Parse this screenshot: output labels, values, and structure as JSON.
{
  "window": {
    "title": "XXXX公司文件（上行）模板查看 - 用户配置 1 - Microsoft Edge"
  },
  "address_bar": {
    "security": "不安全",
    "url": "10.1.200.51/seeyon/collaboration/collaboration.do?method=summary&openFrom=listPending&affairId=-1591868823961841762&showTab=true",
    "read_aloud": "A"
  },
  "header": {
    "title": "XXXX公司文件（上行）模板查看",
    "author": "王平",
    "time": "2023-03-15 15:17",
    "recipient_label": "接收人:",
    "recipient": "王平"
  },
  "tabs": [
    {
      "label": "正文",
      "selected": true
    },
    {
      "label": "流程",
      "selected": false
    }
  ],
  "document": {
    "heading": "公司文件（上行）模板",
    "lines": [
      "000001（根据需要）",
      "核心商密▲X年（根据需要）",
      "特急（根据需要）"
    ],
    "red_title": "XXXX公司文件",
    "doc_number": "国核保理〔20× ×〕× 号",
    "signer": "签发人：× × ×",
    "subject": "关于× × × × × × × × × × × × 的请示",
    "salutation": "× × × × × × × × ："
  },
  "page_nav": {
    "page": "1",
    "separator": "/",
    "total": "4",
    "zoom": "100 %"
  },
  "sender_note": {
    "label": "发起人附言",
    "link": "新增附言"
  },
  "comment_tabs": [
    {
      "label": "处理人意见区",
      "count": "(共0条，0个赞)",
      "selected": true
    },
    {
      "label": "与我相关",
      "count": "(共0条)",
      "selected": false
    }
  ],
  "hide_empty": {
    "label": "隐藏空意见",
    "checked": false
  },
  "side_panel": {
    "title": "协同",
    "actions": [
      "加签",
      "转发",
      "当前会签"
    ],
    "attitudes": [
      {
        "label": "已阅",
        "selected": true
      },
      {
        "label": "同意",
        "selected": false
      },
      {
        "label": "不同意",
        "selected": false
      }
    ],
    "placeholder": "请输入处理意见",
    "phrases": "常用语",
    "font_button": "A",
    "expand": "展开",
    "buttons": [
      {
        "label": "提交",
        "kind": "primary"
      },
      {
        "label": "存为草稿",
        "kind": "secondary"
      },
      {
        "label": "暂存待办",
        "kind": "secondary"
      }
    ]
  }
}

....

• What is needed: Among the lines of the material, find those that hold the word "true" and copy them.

• Answer to the problem:
    "url": "10.1.200.51/seeyon/collaboration/collaboration.do?method=summary&openFrom=listPending&affairId=-1591868823961841762&showTab=true",
      "selected": true
      "selected": true
        "selected": true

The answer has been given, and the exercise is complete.